- [Exercise description] Scan the material below and count each line with the string "Piso". Reply with the count alone.

Segment Start: Input material

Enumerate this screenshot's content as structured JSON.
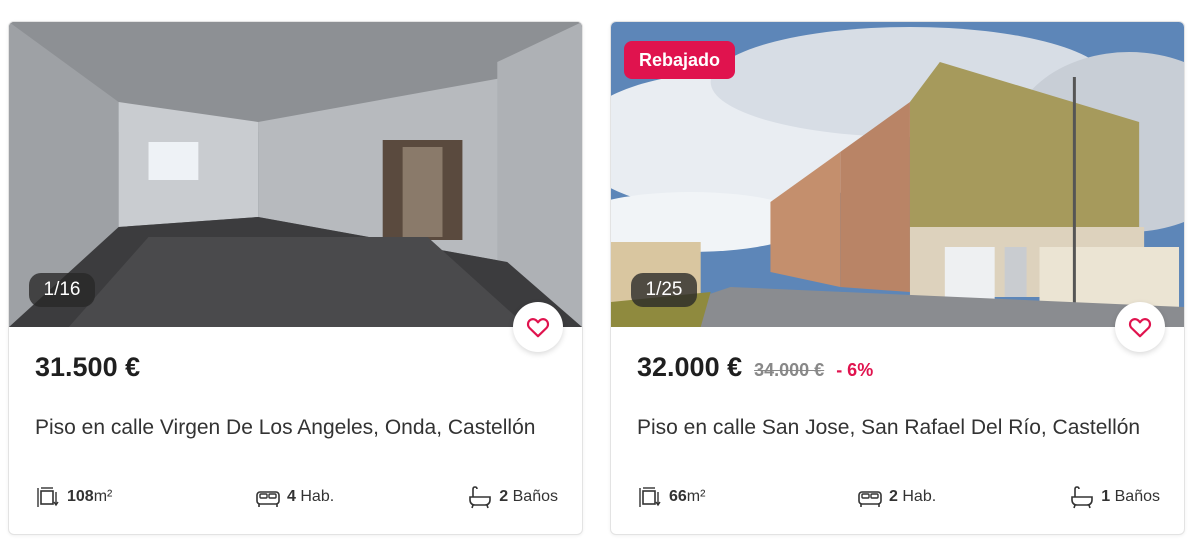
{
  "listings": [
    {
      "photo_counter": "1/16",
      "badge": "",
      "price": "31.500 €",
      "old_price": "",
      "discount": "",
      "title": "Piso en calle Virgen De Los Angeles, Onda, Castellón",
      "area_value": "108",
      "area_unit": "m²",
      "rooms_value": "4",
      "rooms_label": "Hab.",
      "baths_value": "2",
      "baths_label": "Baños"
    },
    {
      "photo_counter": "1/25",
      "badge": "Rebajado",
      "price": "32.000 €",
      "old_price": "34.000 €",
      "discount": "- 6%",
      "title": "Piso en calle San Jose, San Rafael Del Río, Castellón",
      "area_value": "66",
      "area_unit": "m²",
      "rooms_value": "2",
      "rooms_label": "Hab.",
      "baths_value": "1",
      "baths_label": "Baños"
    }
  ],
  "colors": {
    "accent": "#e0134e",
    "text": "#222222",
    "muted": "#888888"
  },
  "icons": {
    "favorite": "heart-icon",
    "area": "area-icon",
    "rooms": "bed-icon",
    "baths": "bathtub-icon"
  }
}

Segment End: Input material

- [Exercise answer] 2